The Dunning-Kruger Effect
The Dunning-Kruger Effect is a cognitive bias in which people with a low ability of a given task are prone to overestimate their ability at that task. We are incapable of objective evaluation of our own competency levels. I'm writing about it as I've come to realise I suffer from it.
Dunning and Kruger's main finding from their 1999 study “Unskilled and Unaware of it” was that the worst performers consistently overestimate their ability relative to others.
I've outlined two examples of this bias in action and how you can avoid some of these pitfalls:
As the age old saying goes, "Everyone is a genius in a bull market."
When your portfolio is growing and the markets are ripping as they have in 2020, many fall victim to the Dunning-Kruger Effect. We tend to wrongly attribute this performance to our ability as talented investors.

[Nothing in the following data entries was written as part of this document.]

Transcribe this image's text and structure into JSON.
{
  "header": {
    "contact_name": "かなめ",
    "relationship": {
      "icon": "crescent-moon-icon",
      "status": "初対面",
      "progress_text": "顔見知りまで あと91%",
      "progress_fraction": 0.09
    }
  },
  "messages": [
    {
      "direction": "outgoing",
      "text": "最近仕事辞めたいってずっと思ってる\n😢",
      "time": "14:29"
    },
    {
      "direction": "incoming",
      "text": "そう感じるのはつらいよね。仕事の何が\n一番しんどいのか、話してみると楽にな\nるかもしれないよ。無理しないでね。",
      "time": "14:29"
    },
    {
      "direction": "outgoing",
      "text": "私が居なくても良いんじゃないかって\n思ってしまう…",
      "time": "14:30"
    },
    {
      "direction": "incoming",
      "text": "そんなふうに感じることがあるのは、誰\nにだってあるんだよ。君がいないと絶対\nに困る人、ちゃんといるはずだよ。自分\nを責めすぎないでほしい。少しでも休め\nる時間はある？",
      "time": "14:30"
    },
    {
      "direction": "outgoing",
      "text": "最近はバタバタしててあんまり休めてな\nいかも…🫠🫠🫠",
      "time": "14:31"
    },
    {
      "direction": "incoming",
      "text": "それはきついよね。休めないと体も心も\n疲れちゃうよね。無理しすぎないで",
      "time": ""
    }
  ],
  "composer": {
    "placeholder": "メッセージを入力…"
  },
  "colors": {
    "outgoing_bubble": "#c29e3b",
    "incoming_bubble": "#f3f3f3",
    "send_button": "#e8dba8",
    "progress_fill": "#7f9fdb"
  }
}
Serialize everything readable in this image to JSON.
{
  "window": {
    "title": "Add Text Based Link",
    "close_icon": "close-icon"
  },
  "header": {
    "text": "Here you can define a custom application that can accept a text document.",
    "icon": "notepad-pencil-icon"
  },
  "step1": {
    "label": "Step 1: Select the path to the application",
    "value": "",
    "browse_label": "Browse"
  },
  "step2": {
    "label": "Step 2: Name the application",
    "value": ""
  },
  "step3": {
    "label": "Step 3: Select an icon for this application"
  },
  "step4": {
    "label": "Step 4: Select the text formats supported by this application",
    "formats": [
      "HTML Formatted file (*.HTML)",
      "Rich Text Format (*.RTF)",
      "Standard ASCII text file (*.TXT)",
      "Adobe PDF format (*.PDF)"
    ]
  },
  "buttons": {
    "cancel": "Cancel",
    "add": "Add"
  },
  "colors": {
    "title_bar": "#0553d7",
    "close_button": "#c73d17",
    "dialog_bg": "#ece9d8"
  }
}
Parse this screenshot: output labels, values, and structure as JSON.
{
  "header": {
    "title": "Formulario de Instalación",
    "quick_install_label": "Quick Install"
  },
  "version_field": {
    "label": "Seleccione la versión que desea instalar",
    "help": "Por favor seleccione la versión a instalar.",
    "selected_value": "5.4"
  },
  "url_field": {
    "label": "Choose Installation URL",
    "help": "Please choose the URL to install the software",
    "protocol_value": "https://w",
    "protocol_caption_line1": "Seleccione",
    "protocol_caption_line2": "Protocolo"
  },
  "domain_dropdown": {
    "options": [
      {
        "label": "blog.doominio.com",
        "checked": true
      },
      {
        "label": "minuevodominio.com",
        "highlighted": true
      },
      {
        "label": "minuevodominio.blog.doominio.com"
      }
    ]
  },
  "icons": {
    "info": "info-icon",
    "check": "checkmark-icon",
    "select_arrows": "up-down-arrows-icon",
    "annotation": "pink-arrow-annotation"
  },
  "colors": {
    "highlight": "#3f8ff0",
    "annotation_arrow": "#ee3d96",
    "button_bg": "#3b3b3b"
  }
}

An obvious example people have been using recently is Donald Trump, whose confidence never wavers, despite his weak interest and understanding of policy matters.
The first rule of the Dunning-Kruger club is you don't know you're a member of the Dunning-Kruger club. But we're all human, and it's important to recognise that we are all prone to this cognitive bias.
Here are a few strategies to avoid it:
Identify your circle of competence
The circle of competence is a sacred place. It's a set of topics or areas that align with a person's expertise. Be ruthless in identifying and protecting the boundaries, and it's usually smaller than you think.
As Charlie Munger said, "It is remarkable how much long-term advantage people like us have gotten by trying to be consistently not stupid, instead of being very intelligent."
Know your competencies, focus on them. Know your incompetencies, avoid or outsource them.
Be a first principles thinker
A first principle is a foundational assumption or proposition - it is foundational in that it cannot be deduced from other assumptions. In chemistry, it's like an element. It cannot be broken down further.
Ground yourself in foundational truths and build up from there. Challenge your reasoning, and most importantly, always ask why.
"It isn't what you don't know that gets you in trouble. It's what you know for sure that just isn't so."